▶ **DATA LISTING**:

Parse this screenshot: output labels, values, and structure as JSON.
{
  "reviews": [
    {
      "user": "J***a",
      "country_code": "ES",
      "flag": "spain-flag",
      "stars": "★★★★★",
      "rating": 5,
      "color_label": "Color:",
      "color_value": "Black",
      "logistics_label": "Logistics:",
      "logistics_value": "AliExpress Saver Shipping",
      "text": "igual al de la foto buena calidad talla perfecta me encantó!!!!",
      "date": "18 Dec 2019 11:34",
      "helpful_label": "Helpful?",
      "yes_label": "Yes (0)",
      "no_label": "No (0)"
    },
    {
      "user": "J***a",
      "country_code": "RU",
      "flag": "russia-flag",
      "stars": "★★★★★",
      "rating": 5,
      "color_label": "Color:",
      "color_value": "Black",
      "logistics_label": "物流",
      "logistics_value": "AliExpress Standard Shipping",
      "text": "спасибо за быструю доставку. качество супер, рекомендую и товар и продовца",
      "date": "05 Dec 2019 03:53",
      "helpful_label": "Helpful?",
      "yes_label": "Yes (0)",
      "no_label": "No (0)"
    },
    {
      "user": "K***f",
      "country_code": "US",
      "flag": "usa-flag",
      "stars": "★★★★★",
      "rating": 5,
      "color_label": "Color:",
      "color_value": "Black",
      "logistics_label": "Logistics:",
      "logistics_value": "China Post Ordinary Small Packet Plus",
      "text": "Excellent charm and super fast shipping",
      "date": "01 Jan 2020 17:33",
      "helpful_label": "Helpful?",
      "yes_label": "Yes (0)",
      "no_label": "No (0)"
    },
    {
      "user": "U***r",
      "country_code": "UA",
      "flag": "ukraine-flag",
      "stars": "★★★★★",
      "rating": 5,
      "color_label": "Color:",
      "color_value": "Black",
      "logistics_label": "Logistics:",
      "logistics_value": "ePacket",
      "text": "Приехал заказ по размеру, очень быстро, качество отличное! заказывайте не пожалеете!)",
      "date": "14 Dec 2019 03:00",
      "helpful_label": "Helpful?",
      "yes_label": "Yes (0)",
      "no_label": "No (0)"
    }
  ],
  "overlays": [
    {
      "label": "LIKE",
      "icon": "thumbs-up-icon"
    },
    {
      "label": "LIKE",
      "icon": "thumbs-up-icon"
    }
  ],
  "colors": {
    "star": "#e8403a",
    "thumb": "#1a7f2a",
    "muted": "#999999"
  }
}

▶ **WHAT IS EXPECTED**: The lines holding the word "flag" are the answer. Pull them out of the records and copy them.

▶ **SOLUTION TO THIS EXERCISE**:
      "flag": "spain-flag",
      "flag": "russia-flag",
      "flag": "usa-flag",
      "flag": "ukraine-flag",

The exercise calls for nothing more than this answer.